**Proof:** Suppose, a and b are two integers such that **a >b** then according to Euclid’s Algorithm:

gcd(a, b) = gcd(b, a%b)

Use the above formula repetitively until reach a step where **b** is **0**. At this step, the result will be the **GCD of the two integers**, which will be equal to **a**. So, after observing carefully, it can be said that the time complexity of this algorithm would be proportional to the number of steps required to reduce **b** to **0**.

Let’s assume, the number of steps required to reduce **b** to **0** using this algorithm is **N**.

gcd(a, b) ------> N steps

Now, if the Euclidean Algorithm for two numbers **a** and **b** reduces in **N** steps then, **a** should be at least **f _{(N + 2)}** and

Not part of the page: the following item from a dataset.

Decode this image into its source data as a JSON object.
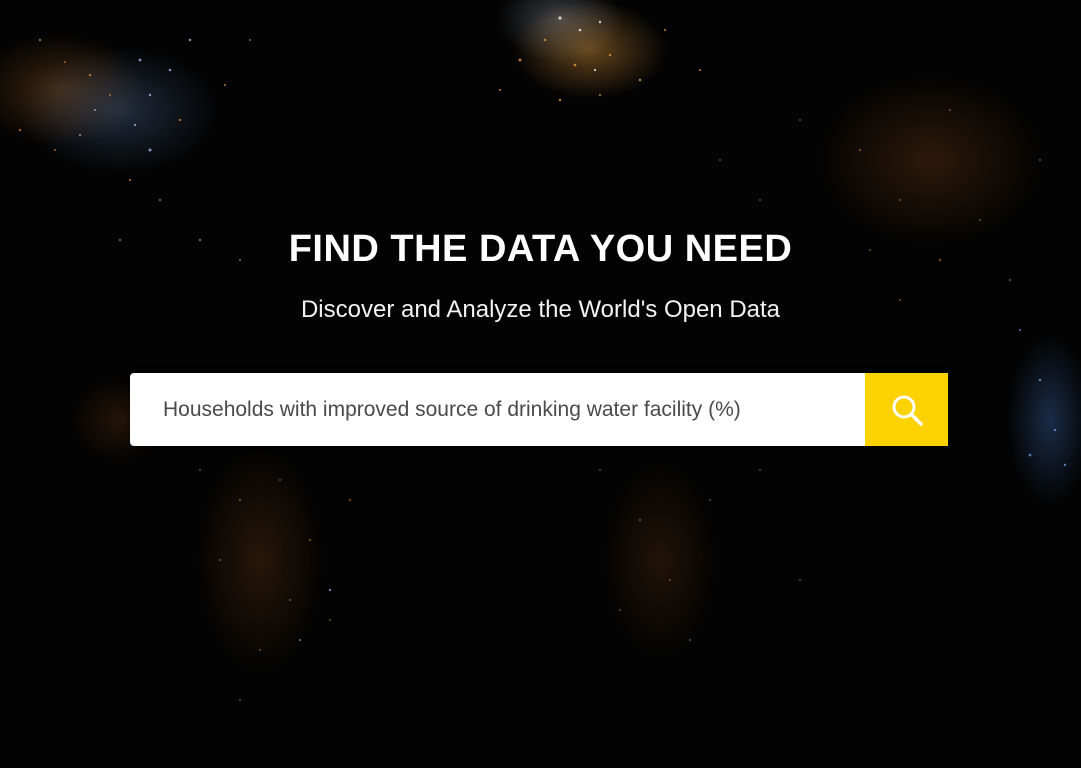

**b**should be at least

**f**.

_{(N + 1)}gcd(a, b) ——> N steps

Then, a >= f_{(N + 2)}and b >= f_{(N + 1)}

where, f_{N}is the N^{th}term in the Fibonacci series(0, 1, 1, 2, 3, …) and N >= 0.

To prove the above statement by using the **Principle of Mathematical Induction(PMI)**:

**Base Case:**- Let’s assume
**a = 2**and**b = 1**. Then,**gcd(2, 1)**will reduce to**gcd(1, 0)**in**1**step, i.e.,**N = 1**. - This means
**2**should be**at least f**and_{3}**1**should be**at least f**and_{2}**f**and_{3}= 2**f**._{2}= 1 - This implies,
**a**is at least**f**and_{(N + 2)}**b**is at least**f**._{(N + 1)} - It can be concluded that the statement holds true for the Base Case.

- Let’s assume
**Inductive Step:**Assume that the statement holds true for the**(N – 1)**. So, Below are the steps to prove it for the^{th}Step**N**:^{th}Step

gcd(b, a%b) ——> (N – 1) steps

Then,

b >= f_{(N – 1 + 2)}i.e., b >= f_{(N + 1)}

a%b >= f_{(N – 1 + 1)}i.e., a%b >= f_{N}

- It can also be written as:

a = floor(a/b)*b + a%b

- Now, (a/b) would always be greater than 1. So, from the above result, it is concluded that:

a >= b + (a%b)

This implies, a >= f_{(N + 1)}+ f_{N}

- It is known that each number is the sum of the two preceding terms in a Fibonacci series. This implies
**f**_{(N + 2)}= f_{(N + 1)}+ f_{N}.

a >= f

_{(N + 2)}and b >= f_{(N + 1)}

- Since the above statement holds true for the inductive step as well. This proves that the statement is correct.
- Before proceeding further, Look at the
**Binet Formula**:

**Binet Formula:**

f

_{N}= {((1 + √5)/2)^{N}– ((1 – √5)/2)^{N}}/√5

or

f_{N}≈ ∅^{N}

- where,
**∅**is known as the golden**ratio(∅≈1.618)**, and f_{N}is the N^{th}Fibonacci Number. - Now, it is already stated that the time complexity will be proportional to N i.e., the number of steps required to reduce
**b**to**0**. - So, to prove the time complexity, it is known that:

f

_{N}≈ ∅^{N}

N ≈ log_{∅}(f_{N})

Now, from the above statement, it is proved that using the Principle of Mathematical Induction, it can be said that if the Euclidean algorithm for two numbers **a** and **b** reduces in **N steps** then, **a** should be at least **f _{(N + 2) }**and

**b**should be at least

**f**.

_{(N + 1)}From the above two results, it can be concluded that:

=> f

_{N+1}≈ min(a, b)

=> N+1 ≈ log_{∅}min(a, b)=> O(N) = O(N+1) = log(min(a, b))